In short, the pilot FTZ scheme should serve as a perfect opportunity to build an open economy on a macroeconomic level by testing out innovative systems in the context of world competition. From this, China can learn about other economic management methods and assess the impact of full liberalisation.

Bo Chen is Deputy Chair at the Department of International Economics and the Deputy Director of the Research Center on Free Trade Zone, Shanghai University of Finance and Economics.

Related Articles
  • Xi Jinping Meets with President Choummaly Sayasone of Laos

    2015/02/21 On November 8, 2014, President Xi Jinping met with President Choummaly Sayasone of Laos at the Great Hall of the People. Xi Jinping welcomed Choummaly to attend the Dialogue on Strengthening Connectivity Partnership in China. Choummaly expressed that Laos highly appreciates China's host of the Dialogue which he believes is of great significance in promoting the cooperation and common development of nations in the region.
  • Democratising finance: China’s P2P industry attracts scammers

    2015/01/31 At the same time as Chinese peer-to-peer lending platform Hengjin Dai launched last June, it used a three-day promotion to lure investors. Just 12 hours later its website went dark. In a similar case the 22-year-old founder of Boliya, an extra P2P platform, whom national TV had featured as a model young entrepreneur, suddenly vanished.
  • China largest importer of farm products from Brazil in 2014

    2015/01/22 China was the country that imported the majority agricultural and livestock products from Brazil in 2014, according to figures from the Brazilian Agribusiness Foreign Trade Statistics System (AGROSTAT). In second to fifth place on the inventory are the United States, the Netherlands, Russia and Germany, and the topl five nations last year imported agricultural and livestock products worth US$42.32 billion, or 43.7 % of the total. China, with a total of US$22.07 billion, was in initial place, and soy complex – beans, meal and oil – accounted for US$17.01 billion, of which US$16.62 billion for soy beans, which was followed by forest products, with US$1.89 billion.
  • Chinese cities see property prices fall

    2015/01/22 4.3% December fall in prices of new homes in large Chinese cities 9% Month-on-month rise in Chinese housing sales in December Prices of new homes in large Chinese cities fell 4.3 % in December from a year before, the major drop since the current data series began in 2011, according to Financial Times calculations based on government figures released yesterday. The continuing downturn in the Chinese real estate market, which began at the start of last year, is creating ructions in Beijing and globally, as slower increase and rising debts in China ripple through international commodity markets.  
  • Dalian Wanda property group, has agreed to buy a stake in Atletico Madrid football club

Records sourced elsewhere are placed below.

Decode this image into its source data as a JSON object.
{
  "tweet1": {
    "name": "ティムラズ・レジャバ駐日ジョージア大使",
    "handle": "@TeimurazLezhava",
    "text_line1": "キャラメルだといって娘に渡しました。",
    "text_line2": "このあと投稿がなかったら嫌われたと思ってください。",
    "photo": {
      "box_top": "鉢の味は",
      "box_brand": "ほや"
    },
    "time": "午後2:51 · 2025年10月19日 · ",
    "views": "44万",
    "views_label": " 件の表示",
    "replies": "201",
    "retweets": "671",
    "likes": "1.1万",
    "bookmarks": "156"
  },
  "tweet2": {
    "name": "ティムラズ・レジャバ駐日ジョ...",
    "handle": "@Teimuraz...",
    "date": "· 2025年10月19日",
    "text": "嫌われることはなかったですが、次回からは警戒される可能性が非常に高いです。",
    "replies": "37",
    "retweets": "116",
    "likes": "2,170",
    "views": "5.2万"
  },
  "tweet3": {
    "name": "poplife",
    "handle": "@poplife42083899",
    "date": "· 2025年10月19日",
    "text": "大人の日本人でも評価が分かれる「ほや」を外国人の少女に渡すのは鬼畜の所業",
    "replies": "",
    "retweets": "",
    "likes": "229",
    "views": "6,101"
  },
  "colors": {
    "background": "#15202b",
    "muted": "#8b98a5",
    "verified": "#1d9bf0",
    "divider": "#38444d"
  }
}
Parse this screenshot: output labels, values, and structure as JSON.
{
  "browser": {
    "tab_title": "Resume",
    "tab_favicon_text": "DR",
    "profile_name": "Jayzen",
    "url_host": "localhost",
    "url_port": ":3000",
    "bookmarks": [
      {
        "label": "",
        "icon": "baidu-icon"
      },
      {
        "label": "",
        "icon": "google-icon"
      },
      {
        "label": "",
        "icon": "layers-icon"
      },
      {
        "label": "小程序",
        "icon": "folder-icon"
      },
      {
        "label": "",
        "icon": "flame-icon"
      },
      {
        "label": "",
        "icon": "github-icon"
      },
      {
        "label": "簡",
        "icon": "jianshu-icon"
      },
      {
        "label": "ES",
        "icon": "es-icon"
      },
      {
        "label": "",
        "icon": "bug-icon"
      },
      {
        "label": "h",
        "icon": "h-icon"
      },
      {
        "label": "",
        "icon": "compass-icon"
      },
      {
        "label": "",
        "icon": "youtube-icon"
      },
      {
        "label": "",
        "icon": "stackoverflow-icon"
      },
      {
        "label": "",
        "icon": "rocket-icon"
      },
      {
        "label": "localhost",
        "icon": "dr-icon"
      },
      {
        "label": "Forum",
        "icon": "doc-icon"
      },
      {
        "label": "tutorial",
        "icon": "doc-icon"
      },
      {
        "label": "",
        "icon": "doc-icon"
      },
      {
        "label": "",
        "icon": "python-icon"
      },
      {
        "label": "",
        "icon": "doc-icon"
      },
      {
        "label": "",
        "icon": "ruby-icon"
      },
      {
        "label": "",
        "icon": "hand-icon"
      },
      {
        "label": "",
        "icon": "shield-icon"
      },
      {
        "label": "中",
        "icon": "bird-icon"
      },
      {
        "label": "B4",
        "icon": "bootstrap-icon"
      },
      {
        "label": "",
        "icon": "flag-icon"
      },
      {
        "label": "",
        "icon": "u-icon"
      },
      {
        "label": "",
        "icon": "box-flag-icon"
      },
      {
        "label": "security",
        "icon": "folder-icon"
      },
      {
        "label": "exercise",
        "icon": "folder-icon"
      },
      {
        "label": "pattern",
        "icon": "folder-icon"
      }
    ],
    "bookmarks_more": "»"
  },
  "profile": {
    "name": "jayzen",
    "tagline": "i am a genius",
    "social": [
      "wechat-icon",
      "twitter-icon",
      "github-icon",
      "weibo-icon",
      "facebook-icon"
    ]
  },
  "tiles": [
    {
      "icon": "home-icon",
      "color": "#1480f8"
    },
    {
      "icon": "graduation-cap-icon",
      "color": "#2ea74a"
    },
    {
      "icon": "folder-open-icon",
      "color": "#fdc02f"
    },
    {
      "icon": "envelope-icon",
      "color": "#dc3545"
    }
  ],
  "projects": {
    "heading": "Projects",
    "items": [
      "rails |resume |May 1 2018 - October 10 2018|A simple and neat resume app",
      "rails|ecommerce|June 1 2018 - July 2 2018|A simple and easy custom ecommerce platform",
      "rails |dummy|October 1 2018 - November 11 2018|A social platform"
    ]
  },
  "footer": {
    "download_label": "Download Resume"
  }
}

    2015/01/22 Wang Jianlin, chairman of the Dalian Wanda property group, has agreed to buy a stake in Atletico Madrid football club, the new move by China’s second-richest man to build a world entertainment empire stretching from China’s rust belt to Hollywood. The transaction, worth €40m-€45m, is to be announced at a press conference in Beijing today, according to people close to the transaction. It will see Mr Wang’s Dalian Wanda Group take a 20 % stake in the reigning Spanish champions. Wanda in Beijing declined to comment.